Stored data entries:
=== Section Start ===

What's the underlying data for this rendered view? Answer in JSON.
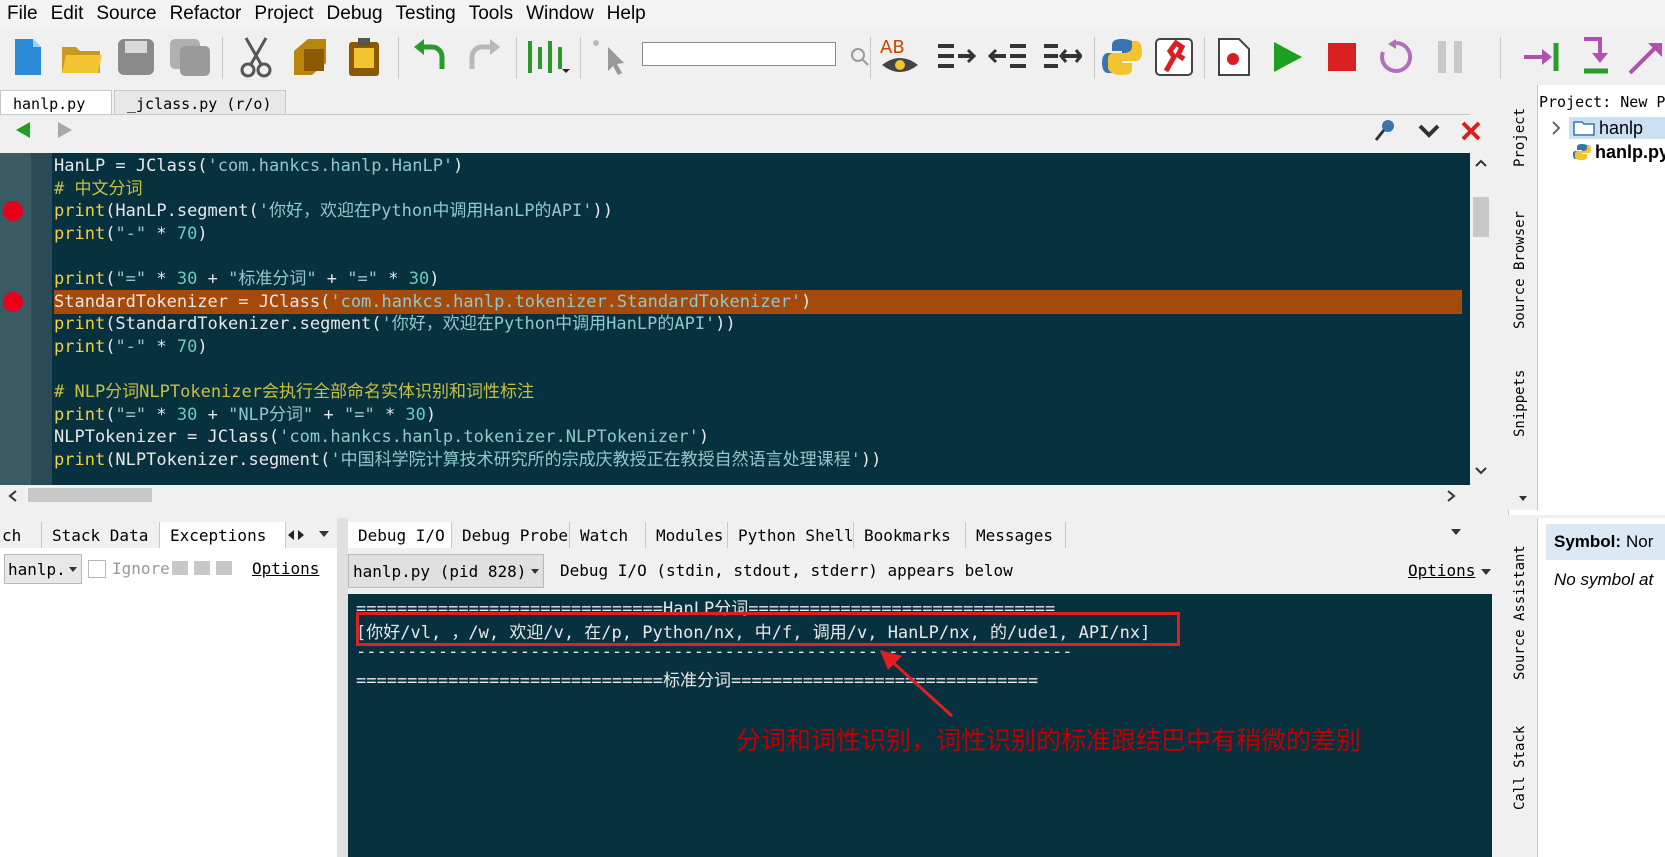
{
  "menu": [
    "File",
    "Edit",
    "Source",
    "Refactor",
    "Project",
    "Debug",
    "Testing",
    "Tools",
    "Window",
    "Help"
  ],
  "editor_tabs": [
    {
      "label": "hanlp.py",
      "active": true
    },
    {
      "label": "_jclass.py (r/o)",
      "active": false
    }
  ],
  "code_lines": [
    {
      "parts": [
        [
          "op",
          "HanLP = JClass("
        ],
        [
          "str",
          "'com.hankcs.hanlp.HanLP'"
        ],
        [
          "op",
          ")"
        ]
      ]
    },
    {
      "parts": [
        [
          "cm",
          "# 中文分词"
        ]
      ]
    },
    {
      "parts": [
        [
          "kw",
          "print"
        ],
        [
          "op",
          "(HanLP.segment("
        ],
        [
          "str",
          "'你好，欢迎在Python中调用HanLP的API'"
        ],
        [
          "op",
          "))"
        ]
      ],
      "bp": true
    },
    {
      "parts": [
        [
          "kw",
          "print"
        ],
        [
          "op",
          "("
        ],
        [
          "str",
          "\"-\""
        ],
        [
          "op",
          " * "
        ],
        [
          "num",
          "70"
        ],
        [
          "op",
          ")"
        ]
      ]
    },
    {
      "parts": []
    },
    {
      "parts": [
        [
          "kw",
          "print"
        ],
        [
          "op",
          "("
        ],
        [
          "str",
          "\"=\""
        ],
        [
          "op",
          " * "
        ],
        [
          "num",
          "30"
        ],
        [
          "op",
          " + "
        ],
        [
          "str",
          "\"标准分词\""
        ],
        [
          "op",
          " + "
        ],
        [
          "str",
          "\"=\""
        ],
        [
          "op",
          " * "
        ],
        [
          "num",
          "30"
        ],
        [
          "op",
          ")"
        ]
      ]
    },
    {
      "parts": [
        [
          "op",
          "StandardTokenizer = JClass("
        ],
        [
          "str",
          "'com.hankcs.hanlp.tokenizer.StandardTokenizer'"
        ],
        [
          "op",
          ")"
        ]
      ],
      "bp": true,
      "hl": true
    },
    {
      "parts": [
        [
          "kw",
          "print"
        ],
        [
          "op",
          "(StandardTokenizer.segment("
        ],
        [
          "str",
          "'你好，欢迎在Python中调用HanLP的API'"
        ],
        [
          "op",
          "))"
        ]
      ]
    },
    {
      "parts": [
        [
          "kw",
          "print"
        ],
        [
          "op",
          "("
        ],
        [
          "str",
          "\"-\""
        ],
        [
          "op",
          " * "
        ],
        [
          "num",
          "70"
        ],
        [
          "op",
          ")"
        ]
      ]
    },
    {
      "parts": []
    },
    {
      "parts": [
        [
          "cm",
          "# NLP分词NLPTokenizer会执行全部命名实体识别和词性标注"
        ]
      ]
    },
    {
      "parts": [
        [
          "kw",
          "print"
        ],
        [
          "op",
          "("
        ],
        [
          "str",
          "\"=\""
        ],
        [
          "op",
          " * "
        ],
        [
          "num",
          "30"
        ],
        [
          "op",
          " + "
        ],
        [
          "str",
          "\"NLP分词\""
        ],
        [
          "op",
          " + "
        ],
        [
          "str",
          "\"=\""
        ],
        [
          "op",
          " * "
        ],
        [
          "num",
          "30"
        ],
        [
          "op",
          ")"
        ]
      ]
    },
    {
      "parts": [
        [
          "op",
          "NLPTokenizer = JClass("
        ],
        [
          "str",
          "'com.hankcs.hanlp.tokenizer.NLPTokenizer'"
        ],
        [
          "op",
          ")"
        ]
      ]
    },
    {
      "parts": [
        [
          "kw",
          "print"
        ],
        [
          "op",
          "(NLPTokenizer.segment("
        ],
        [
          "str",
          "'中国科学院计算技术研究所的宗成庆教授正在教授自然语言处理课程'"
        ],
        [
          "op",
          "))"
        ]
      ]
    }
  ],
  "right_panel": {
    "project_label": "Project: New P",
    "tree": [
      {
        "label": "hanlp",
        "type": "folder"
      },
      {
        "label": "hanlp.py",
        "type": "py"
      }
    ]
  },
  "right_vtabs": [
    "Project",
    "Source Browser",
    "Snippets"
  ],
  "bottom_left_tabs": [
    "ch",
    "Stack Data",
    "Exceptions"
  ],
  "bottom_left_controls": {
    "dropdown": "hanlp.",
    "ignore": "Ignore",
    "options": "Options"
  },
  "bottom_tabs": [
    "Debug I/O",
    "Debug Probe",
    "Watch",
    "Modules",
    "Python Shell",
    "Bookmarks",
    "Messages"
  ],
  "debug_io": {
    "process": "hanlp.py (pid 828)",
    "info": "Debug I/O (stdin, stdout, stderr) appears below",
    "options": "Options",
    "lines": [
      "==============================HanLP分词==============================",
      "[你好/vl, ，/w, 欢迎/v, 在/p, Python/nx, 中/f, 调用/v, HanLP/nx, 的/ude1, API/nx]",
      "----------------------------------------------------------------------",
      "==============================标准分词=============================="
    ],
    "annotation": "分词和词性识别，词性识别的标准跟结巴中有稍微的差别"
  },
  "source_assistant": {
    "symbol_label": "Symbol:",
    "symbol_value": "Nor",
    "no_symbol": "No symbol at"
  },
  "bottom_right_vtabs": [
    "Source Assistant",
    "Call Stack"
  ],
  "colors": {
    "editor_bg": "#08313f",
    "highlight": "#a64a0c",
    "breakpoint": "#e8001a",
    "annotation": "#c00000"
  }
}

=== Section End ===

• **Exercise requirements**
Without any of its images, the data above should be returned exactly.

• **Written answer**
What's the underlying data for this rendered view? Answer in JSON.
{
  "menu": [
    "File",
    "Edit",
    "Source",
    "Refactor",
    "Project",
    "Debug",
    "Testing",
    "Tools",
    "Window",
    "Help"
  ],
  "editor_tabs": [
    {
      "label": "hanlp.py",
      "active": true
    },
    {
      "label": "_jclass.py (r/o)",
      "active": false
    }
  ],
  "code_lines": [
    {
      "parts": [
        [
          "op",
          "HanLP = JClass("
        ],
        [
          "str",
          "'com.hankcs.hanlp.HanLP'"
        ],
        [
          "op",
          ")"
        ]
      ]
    },
    {
      "parts": [
        [
          "cm",
          "# 中文分词"
        ]
      ]
    },
    {
      "parts": [
        [
          "kw",
          "print"
        ],
        [
          "op",
          "(HanLP.segment("
        ],
        [
          "str",
          "'你好，欢迎在Python中调用HanLP的API'"
        ],
        [
          "op",
          "))"
        ]
      ],
      "bp": true
    },
    {
      "parts": [
        [
          "kw",
          "print"
        ],
        [
          "op",
          "("
        ],
        [
          "str",
          "\"-\""
        ],
        [
          "op",
          " * "
        ],
        [
          "num",
          "70"
        ],
        [
          "op",
          ")"
        ]
      ]
    },
    {
      "parts": []
    },
    {
      "parts": [
        [
          "kw",
          "print"
        ],
        [
          "op",
          "("
        ],
        [
          "str",
          "\"=\""
        ],
        [
          "op",
          " * "
        ],
        [
          "num",
          "30"
        ],
        [
          "op",
          " + "
        ],
        [
          "str",
          "\"标准分词\""
        ],
        [
          "op",
          " + "
        ],
        [
          "str",
          "\"=\""
        ],
        [
          "op",
          " * "
        ],
        [
          "num",
          "30"
        ],
        [
          "op",
          ")"
        ]
      ]
    },
    {
      "parts": [
        [
          "op",
          "StandardTokenizer = JClass("
        ],
        [
          "str",
          "'com.hankcs.hanlp.tokenizer.StandardTokenizer'"
        ],
        [
          "op",
          ")"
        ]
      ],
      "bp": true,
      "hl": true
    },
    {
      "parts": [
        [
          "kw",
          "print"
        ],
        [
          "op",
          "(StandardTokenizer.segment("
        ],
        [
          "str",
          "'你好，欢迎在Python中调用HanLP的API'"
        ],
        [
          "op",
          "))"
        ]
      ]
    },
    {
      "parts": [
        [
          "kw",
          "print"
        ],
        [
          "op",
          "("
        ],
        [
          "str",
          "\"-\""
        ],
        [
          "op",
          " * "
        ],
        [
          "num",
          "70"
        ],
        [
          "op",
          ")"
        ]
      ]
    },
    {
      "parts": []
    },
    {
      "parts": [
        [
          "cm",
          "# NLP分词NLPTokenizer会执行全部命名实体识别和词性标注"
        ]
      ]
    },
    {
      "parts": [
        [
          "kw",
          "print"
        ],
        [
          "op",
          "("
        ],
        [
          "str",
          "\"=\""
        ],
        [
          "op",
          " * "
        ],
        [
          "num",
          "30"
        ],
        [
          "op",
          " + "
        ],
        [
          "str",
          "\"NLP分词\""
        ],
        [
          "op",
          " + "
        ],
        [
          "str",
          "\"=\""
        ],
        [
          "op",
          " * "
        ],
        [
          "num",
          "30"
        ],
        [
          "op",
          ")"
        ]
      ]
    },
    {
      "parts": [
        [
          "op",
          "NLPTokenizer = JClass("
        ],
        [
          "str",
          "'com.hankcs.hanlp.tokenizer.NLPTokenizer'"
        ],
        [
          "op",
          ")"
        ]
      ]
    },
    {
      "parts": [
        [
          "kw",
          "print"
        ],
        [
          "op",
          "(NLPTokenizer.segment("
        ],
        [
          "str",
          "'中国科学院计算技术研究所的宗成庆教授正在教授自然语言处理课程'"
        ],
        [
          "op",
          "))"
        ]
      ]
    }
  ],
  "right_panel": {
    "project_label": "Project: New P",
    "tree": [
      {
        "label": "hanlp",
        "type": "folder"
      },
      {
        "label": "hanlp.py",
        "type": "py"
      }
    ]
  },
  "right_vtabs": [
    "Project",
    "Source Browser",
    "Snippets"
  ],
  "bottom_left_tabs": [
    "ch",
    "Stack Data",
    "Exceptions"
  ],
  "bottom_left_controls": {
    "dropdown": "hanlp.",
    "ignore": "Ignore",
    "options": "Options"
  },
  "bottom_tabs": [
    "Debug I/O",
    "Debug Probe",
    "Watch",
    "Modules",
    "Python Shell",
    "Bookmarks",
    "Messages"
  ],
  "debug_io": {
    "process": "hanlp.py (pid 828)",
    "info": "Debug I/O (stdin, stdout, stderr) appears below",
    "options": "Options",
    "lines": [
      "==============================HanLP分词==============================",
      "[你好/vl, ，/w, 欢迎/v, 在/p, Python/nx, 中/f, 调用/v, HanLP/nx, 的/ude1, API/nx]",
      "----------------------------------------------------------------------",
      "==============================标准分词=============================="
    ],
    "annotation": "分词和词性识别，词性识别的标准跟结巴中有稍微的差别"
  },
  "source_assistant": {
    "symbol_label": "Symbol:",
    "symbol_value": "Nor",
    "no_symbol": "No symbol at"
  },
  "bottom_right_vtabs": [
    "Source Assistant",
    "Call Stack"
  ],
  "colors": {
    "editor_bg": "#08313f",
    "highlight": "#a64a0c",
    "breakpoint": "#e8001a",
    "annotation": "#c00000"
  }
}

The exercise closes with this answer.